Photo courtesy of the Hartford Courant.

As Dropout Nation made clear in yesterday’s podcast, we can no longer wait for Sputnik moments and periods of clarity to spur school reform. Our kids only get one shot and we only get this time now to make it happen. Families and communities must be part of the reform efforts and ultimately, the leading players in American public education. Yet the status quo and even some reformers remain resistant to bringing these two groups to the table. This must end.

Gwen Samuel, who helped pass the nation’s second Parent Trigger law last year, offers her thoughts on what must be done to spur Parent Power and bring communities to the table in this Voices of the Dropout Nation. Read, consider and take action:

The expert-driven approach to education does not work. It hasn’t worked. And it won’t work into the future, especially in an age in which our fiscal crises is forcing everyone to spend smartly.

We know that degrees and certifications don’t equal better education for kids. We know that “experts” haven’t figured out what works in communities and in schools. Our public policymakers haven’t done a good job of communicating with everyone who is a stakeholder in education — including parents, guardians, students, small businessmen and other taxpayer. And  America’s children have suffered as a result.

It is time to move away from one sided certified, degreed and  experts only approach towards improving educational outcomes for America’s children. We must embrace a model of shared responsibility for reforming education that realizes that schools are part of villages of learning — and validates all players in education  as value-added.

It begins by looking at the fiscal crisis that is helping to bring school reform to the fore, acknowledging the fact that America’s fiscal crisis is a man-made storm and thus, one whose course we have the power to change. It also means accepting the fact that we cannot reform education through an island mentality.

It means all of us — including policymakers — must communicate and work with communities outside of their “comfort” zone. This will help make communities key players in what I call the village concept of education and end the conceit that schools should be the sole providers of educational experiences.

We must reinforce the attitude that educating America’s children is a shared responsibility. This means parents and guardians are as much a part of education decisions as schools. It also means that we must teach every parent to know their child, know their school and know their community, what I call the K3 curriculum.

For parents, it means holding everyone accountable for education — and being held accountable by others as well. Along this journey towards a village of education, we will need to develop a tough skin and be prepared to hold each other accountable towards the building of a strong educational system and economically viable country.

As parents and taxpayers, we must demand more of a shared leadership role.
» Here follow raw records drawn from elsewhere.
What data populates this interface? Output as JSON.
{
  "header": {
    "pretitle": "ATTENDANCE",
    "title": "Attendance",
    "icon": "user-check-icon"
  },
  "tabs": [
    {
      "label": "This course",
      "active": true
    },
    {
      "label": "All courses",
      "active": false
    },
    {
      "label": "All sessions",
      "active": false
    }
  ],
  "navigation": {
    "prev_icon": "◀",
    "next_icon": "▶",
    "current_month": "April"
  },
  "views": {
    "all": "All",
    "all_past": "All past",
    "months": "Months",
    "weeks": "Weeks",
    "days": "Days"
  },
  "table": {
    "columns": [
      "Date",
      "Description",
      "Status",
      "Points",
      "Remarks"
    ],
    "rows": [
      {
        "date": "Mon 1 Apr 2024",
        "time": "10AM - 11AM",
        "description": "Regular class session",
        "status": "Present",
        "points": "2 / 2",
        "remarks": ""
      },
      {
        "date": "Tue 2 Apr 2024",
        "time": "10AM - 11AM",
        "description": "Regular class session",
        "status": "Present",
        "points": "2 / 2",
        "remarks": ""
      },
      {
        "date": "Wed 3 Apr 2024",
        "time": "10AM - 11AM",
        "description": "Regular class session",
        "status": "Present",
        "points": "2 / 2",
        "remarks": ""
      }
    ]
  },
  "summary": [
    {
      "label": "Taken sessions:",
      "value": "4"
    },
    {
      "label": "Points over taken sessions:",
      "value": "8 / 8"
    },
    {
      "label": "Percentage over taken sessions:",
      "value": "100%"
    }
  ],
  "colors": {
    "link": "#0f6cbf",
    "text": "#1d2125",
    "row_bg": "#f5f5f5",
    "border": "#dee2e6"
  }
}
We must also ask more questions like these:

  • How are schools funded and held accountable for effective spending?
  • How do we align resources between home, school and community?
  • How do we ensure that students are empowered to learn?
  • How are we ensuring that schools are safe, nurturing and welcoming environments?
  • How do we ensure that our fellow parents and guardians are engaged within the education process without being judged because of their zip code and socioeconomic status?
  • How do we ensure teachers are respected, prepared for teaching and valued, yet held accountable for effective teaching and student learning?
  • How do we hold administrators, superintendents and school boards accountable for effective leadership?
  • How do we craft public policy that clearly states that they can be removed if they fail  to effectively lead their school, their staff and themselves?
  • How do we ensure recall laws are embedded in public policy?

Once we begin to embrace this attitude adjustment in education, we will see a major turning point in the 21st century. America will be back on track when it comes to education.

This attitude adjustment process will not be easy. but it is necessary. We must improve education. And we must stabilize our economy.